Bill retired from active clinical practice in 2014, 50 years after beginning pediatric cardiology elective as a medical student in 1964. His patients and their families from across the state came to Morgantown to celebrate his years of practice as their physician. His “retirement” years were anything but retiring. He spent a year in the West Virginia Regional History Center in the Universities’ Wise Library researching material for a book, “Quiet Advocate: Edward J. Van Liere’s Influence on Medical Education in West Virginia.” Thereafter he collaborated with WVRHC Director John Cuthbert, Vice President and Executive Dean Clay Marsh, and public history graduate student, Elizabeth Satterfield, to create a WVU History of the Health Sciences Museum adjacent to the Pylons Atrium in the Health Sciences Center. Supported by a family endowment in Dr. Neal’s name, the goal of the museum is to enlighten students, faculty and visitors of the rich history of medical education in the Mountain State.

In 2017, WVU Medicine CEO Albert Wright announced, to the delight of many, the goal of building a new free-standing Children’s Hospital next to the Heart and Vascular Institute. Scheduled to open the summer of 2021, it was Bill’s desire to see the state of West Virginia have a superb Children’s Hospital on the campus of West Virginia University.

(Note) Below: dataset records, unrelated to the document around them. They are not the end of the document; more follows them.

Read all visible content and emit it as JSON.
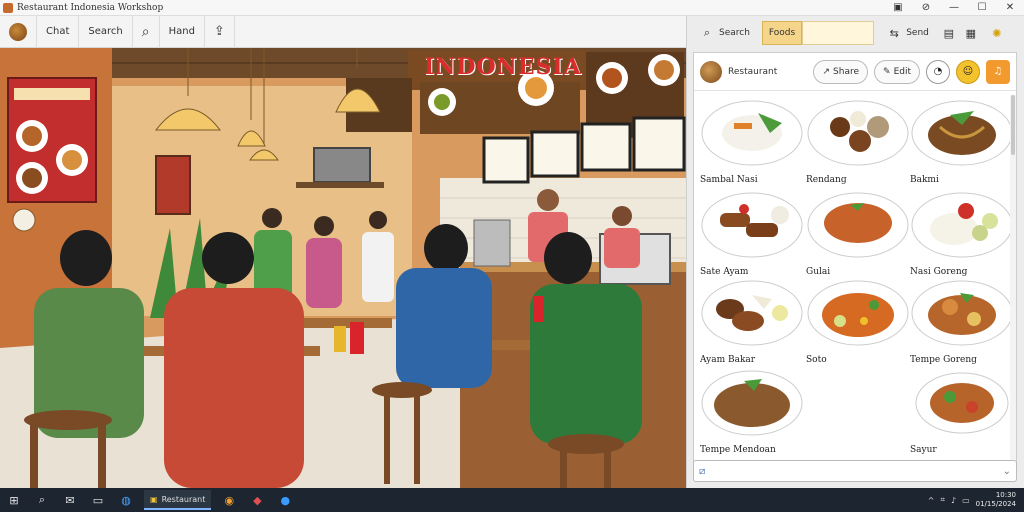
{
  "window": {
    "title": "Restaurant Indonesia Workshop",
    "controls": [
      "minimize",
      "restore",
      "close"
    ]
  },
  "toolbar": {
    "items": [
      {
        "label": "",
        "icon": "food-icon"
      },
      {
        "label": "Chat",
        "icon": "chat-icon"
      },
      {
        "label": "Search",
        "icon": ""
      },
      {
        "label": "",
        "icon": "search-icon"
      },
      {
        "label": "Hand",
        "icon": ""
      },
      {
        "label": "",
        "icon": "share-icon"
      }
    ]
  },
  "scene": {
    "sign_text": "INDONESIA"
  },
  "panel": {
    "tabs": [
      {
        "label": "Search",
        "icon": "search-icon",
        "active": false
      },
      {
        "label": "Foods",
        "icon": "",
        "active": true
      }
    ],
    "actions": [
      {
        "label": "Send",
        "icon": "send-icon"
      }
    ],
    "card": {
      "header_label": "Restaurant",
      "buttons": [
        {
          "label": "Share",
          "icon": "share-icon"
        },
        {
          "label": "Edit",
          "icon": "edit-icon"
        }
      ],
      "foods": [
        {
          "name": "Sambal Nasi",
          "kind": "rice"
        },
        {
          "name": "Rendang",
          "kind": "meat"
        },
        {
          "name": "Bakmi",
          "kind": "noodle"
        },
        {
          "name": "Sate Ayam",
          "kind": "skewer"
        },
        {
          "name": "Gulai",
          "kind": "curry"
        },
        {
          "name": "Nasi Goreng",
          "kind": "rice"
        },
        {
          "name": "Ayam Bakar",
          "kind": "meat"
        },
        {
          "name": "Soto",
          "kind": "stew"
        },
        {
          "name": "Tempe Goreng",
          "kind": "curry"
        },
        {
          "name": "Tempe Mendoan",
          "kind": "tempe"
        },
        {
          "name": "Sayur",
          "kind": "stew"
        }
      ]
    },
    "search_placeholder": ""
  },
  "taskbar": {
    "active_app": "Restaurant",
    "time": "10:30",
    "date": "01/15/2024"
  },
  "colors": {
    "accent_tab": "#f4d58a",
    "wall": "#c8753a",
    "taskbar": "#1c2530"
  }
}
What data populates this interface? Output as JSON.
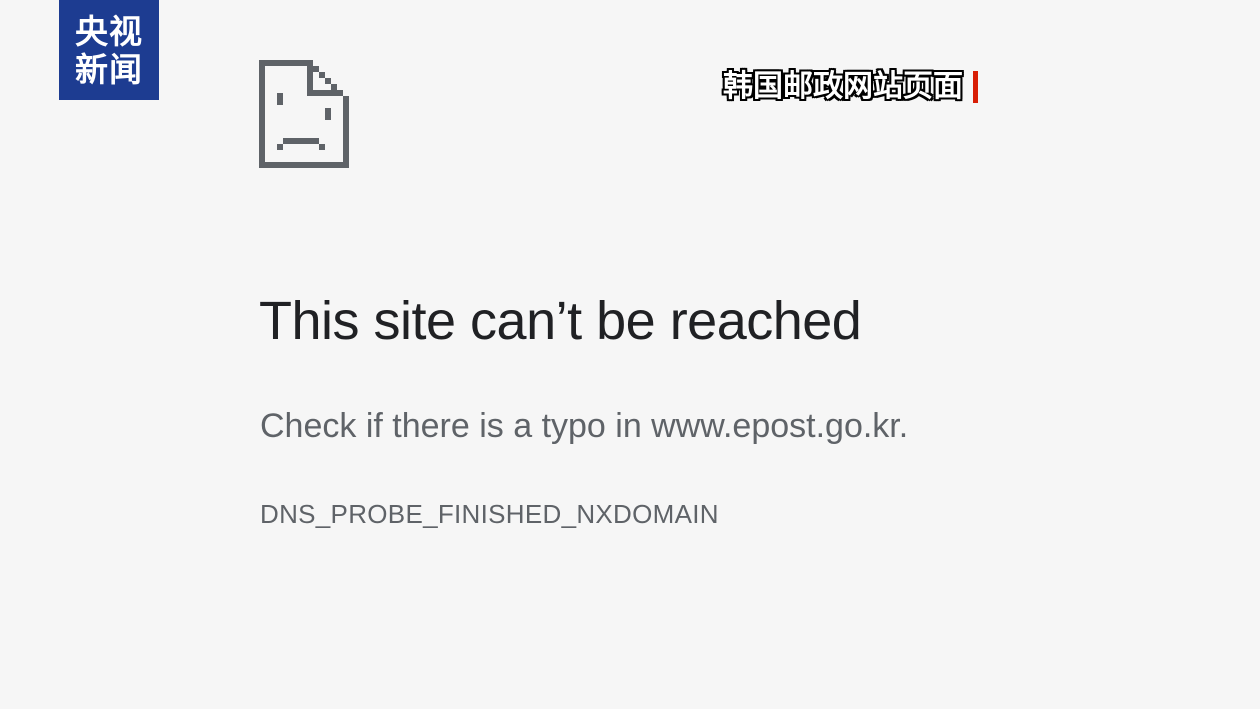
{
  "logo": {
    "line1": "央视",
    "line2": "新闻",
    "background": "#1d3c91"
  },
  "caption": {
    "text": "韩国邮政网站页面",
    "accent_color": "#d81e06"
  },
  "error_page": {
    "icon": "sad-document-icon",
    "title": "This site can’t be reached",
    "message": "Check if there is a typo in www.epost.go.kr.",
    "error_code": "DNS_PROBE_FINISHED_NXDOMAIN"
  },
  "colors": {
    "background": "#f6f6f6",
    "title": "#202124",
    "secondary_text": "#5f6368",
    "icon": "#5f6368"
  }
}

Bill is survived by his four children, Stephanie Solomon and James Neal, of Morgantown, Michael Neal, of Prince Frederick, Md., and Elizabeth Gonzales, of Kentfield, Calif.; the mother of his children, Bobbi Neal; his wife, Martha Mullett, and two stepchildren, Charles Mullett and Sara Hendrickson; eight siblings, Rick Berthold, Jerry Berthold, Susan Neal Meyers, Virginia Neal, Mary Ellen Ore, John Neal, Christine Harris and Ruth Marshall. The Neal family is blessed with 14 grandchildren: Brandon, Steven and Nicky Solomon; Tyler, Heston, Keaton and Emerson Neal; Michael, Maya and Isabella Gonzales; Eich and Hersh Neal; and Jake and Lemley Mullett.

A private Catholic funeral mass will be held this week, followed by a memorial service at a later date. In lieu of flowers, donations may be made to WVU Medicine Children’s Hospital c/o Amy Bush 1 Medical Center Drive Morgantown WV 26506.

Hastings Funeral Home has been entrusted with arrangements.